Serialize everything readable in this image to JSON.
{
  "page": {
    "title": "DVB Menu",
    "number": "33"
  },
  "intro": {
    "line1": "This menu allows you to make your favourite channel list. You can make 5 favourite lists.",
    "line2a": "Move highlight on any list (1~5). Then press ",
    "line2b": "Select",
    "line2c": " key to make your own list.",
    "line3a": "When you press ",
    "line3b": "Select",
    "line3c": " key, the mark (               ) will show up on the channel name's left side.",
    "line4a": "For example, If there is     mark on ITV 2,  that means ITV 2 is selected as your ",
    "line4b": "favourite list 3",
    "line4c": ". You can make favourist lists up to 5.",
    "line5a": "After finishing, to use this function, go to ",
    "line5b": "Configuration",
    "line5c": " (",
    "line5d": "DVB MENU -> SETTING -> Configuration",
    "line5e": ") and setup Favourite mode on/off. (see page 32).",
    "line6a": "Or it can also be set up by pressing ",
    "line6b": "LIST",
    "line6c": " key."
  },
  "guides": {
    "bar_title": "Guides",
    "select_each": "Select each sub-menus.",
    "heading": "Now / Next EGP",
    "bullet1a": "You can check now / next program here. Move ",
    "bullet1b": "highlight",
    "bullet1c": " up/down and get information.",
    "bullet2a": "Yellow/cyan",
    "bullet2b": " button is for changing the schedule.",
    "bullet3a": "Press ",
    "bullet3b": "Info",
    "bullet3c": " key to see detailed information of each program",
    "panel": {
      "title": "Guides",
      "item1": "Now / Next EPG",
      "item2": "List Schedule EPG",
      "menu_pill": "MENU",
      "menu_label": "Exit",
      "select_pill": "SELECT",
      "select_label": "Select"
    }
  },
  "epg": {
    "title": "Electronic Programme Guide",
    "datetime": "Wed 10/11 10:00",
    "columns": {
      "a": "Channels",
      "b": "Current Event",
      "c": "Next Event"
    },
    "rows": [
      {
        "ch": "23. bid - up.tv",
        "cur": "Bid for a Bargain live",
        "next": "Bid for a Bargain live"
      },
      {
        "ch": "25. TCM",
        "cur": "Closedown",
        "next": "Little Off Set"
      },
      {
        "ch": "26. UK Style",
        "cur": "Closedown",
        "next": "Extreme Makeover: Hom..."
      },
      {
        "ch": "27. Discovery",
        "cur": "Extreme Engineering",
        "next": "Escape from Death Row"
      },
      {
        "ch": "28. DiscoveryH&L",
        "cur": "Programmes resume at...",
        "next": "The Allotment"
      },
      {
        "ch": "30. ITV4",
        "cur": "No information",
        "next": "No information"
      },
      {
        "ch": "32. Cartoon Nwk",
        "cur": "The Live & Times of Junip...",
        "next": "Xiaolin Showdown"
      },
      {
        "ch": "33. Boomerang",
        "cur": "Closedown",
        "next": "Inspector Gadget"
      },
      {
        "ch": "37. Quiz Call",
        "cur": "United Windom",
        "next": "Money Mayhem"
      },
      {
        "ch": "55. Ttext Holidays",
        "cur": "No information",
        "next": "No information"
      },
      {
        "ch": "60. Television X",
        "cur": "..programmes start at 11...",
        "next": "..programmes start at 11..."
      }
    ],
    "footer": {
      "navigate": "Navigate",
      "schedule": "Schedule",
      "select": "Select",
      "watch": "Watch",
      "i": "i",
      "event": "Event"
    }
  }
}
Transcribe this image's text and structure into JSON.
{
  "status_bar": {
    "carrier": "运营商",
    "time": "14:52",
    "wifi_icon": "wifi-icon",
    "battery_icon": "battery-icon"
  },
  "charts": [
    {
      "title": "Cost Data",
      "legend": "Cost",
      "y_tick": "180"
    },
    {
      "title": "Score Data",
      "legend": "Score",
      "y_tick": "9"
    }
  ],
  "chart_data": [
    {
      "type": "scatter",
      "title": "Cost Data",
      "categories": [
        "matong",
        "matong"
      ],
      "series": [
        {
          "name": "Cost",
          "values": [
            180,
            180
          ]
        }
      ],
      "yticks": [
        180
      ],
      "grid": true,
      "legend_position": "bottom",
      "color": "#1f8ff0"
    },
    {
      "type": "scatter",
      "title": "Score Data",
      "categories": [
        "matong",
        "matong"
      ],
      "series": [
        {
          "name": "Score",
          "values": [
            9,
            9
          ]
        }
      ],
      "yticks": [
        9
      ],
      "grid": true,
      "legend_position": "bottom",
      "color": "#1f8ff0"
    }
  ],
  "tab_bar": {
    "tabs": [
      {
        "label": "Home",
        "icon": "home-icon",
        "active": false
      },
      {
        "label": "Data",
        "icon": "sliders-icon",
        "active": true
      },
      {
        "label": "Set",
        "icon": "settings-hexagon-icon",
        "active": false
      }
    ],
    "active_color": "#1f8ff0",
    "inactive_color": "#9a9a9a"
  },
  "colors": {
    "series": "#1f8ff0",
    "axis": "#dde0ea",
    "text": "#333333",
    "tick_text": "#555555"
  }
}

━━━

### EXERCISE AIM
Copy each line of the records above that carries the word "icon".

### EXERCISE SOLUTION
    "wifi_icon": "wifi-icon",
    "battery_icon": "battery-icon"
        "icon": "home-icon",
        "icon": "sliders-icon",
        "icon": "settings-hexagon-icon",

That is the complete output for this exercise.